The Beauty & Diversity of Muslim Life: Bassam Tariq Speaks at TEDGlobal
If we’re talking about complexity, there’s no better advocate than Tariq. He may be a newly minted Lavin speaker and a TED Fellow—but he’s also a filmmaker, a blogger, a halal butcher, an upstart entrepreneur, and an advocate for diversity who doesn’t pull any punches in his assessment of how Western culture deals with diversity. But as he explains in his just-released TED talk, he’s no dilettante:
“All these disparate projects are the result of a restlessness. They are a visceral response to the businesses and curators who work hard to oversimplify my beliefs and my community. The only way to beat their machine is to play by different rules.”

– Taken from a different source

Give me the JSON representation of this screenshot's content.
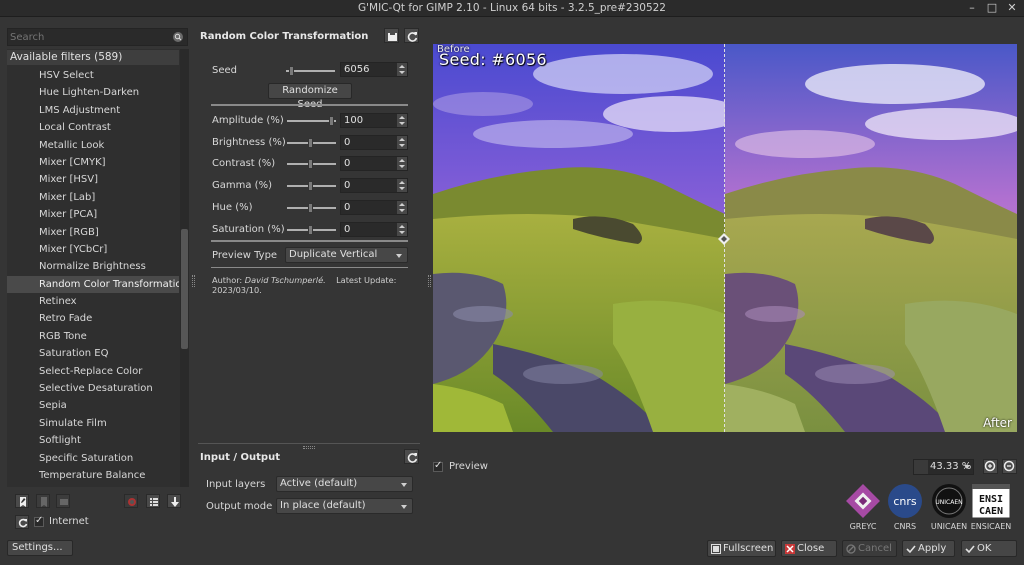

There’s a common thread that runs through all Tariq’s endeavors: his desire to see contemporary Muslim experience represented accurately in a culture that too often tries to oversimplify it, or water it down. As he said in a recent piece for IndieWire on “How to Make a Documentary that Rises Above the ‘Social Issue’ Clichés,” one of the most important things any filmmaker can do when approaching another culture is to “take [their] narrow worldview and throw it away.” For Tariq, making his film These Birds Walk was about trying to rise above stereotypical ideas of what a documentary like his “should” be about, and actually show a side of his subjects’ experience that hadn’t been shown anywhere else onscreen.
After all, as he says in his talk:

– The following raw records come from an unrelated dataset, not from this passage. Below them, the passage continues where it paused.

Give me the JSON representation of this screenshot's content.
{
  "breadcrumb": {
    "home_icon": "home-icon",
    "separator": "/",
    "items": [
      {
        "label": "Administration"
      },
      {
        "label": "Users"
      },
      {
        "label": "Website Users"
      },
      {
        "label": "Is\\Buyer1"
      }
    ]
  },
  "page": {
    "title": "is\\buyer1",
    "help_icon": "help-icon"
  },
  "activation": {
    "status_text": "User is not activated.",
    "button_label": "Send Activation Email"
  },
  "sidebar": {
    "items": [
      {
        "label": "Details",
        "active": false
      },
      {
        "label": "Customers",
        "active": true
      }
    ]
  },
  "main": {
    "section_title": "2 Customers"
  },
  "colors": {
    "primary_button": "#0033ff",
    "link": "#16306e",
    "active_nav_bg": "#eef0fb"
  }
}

“We must unapologetically reclaim our beliefs in every moving image, in every cut of meat, because if we whitewash our stories for the sake of mass appeal, not only will we fail, but we will be trumped by those with more money and more resources to tell our stories.”
It’s a powerful message, and one that’s worth watching.

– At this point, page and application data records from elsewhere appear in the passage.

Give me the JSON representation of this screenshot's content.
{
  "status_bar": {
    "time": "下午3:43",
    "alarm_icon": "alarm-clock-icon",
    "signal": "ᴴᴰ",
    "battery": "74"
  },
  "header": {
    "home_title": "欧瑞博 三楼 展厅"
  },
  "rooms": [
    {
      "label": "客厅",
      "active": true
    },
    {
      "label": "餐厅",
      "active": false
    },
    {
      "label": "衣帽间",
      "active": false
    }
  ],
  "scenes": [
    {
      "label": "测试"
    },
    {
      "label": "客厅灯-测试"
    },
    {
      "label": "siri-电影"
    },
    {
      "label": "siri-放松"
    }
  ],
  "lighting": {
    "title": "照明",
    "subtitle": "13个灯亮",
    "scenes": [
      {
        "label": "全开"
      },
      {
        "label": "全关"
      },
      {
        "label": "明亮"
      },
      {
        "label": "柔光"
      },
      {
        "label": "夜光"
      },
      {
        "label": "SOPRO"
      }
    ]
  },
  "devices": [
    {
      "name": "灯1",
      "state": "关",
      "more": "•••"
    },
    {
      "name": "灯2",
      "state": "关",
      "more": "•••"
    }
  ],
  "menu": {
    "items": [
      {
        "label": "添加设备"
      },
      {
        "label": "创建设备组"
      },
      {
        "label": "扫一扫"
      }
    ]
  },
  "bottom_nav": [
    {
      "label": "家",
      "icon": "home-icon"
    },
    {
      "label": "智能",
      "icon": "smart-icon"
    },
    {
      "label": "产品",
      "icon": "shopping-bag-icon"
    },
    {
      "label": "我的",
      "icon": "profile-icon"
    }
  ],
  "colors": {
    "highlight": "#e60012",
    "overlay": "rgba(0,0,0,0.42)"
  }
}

In keynotes, Tariq talks about social entrepreneurship, overcoming stereotypes, and what it’s like to be a Muslim in America today. To book Bassam Tariq as a speaker for your next event, contact The Lavin Agency speakers bureau.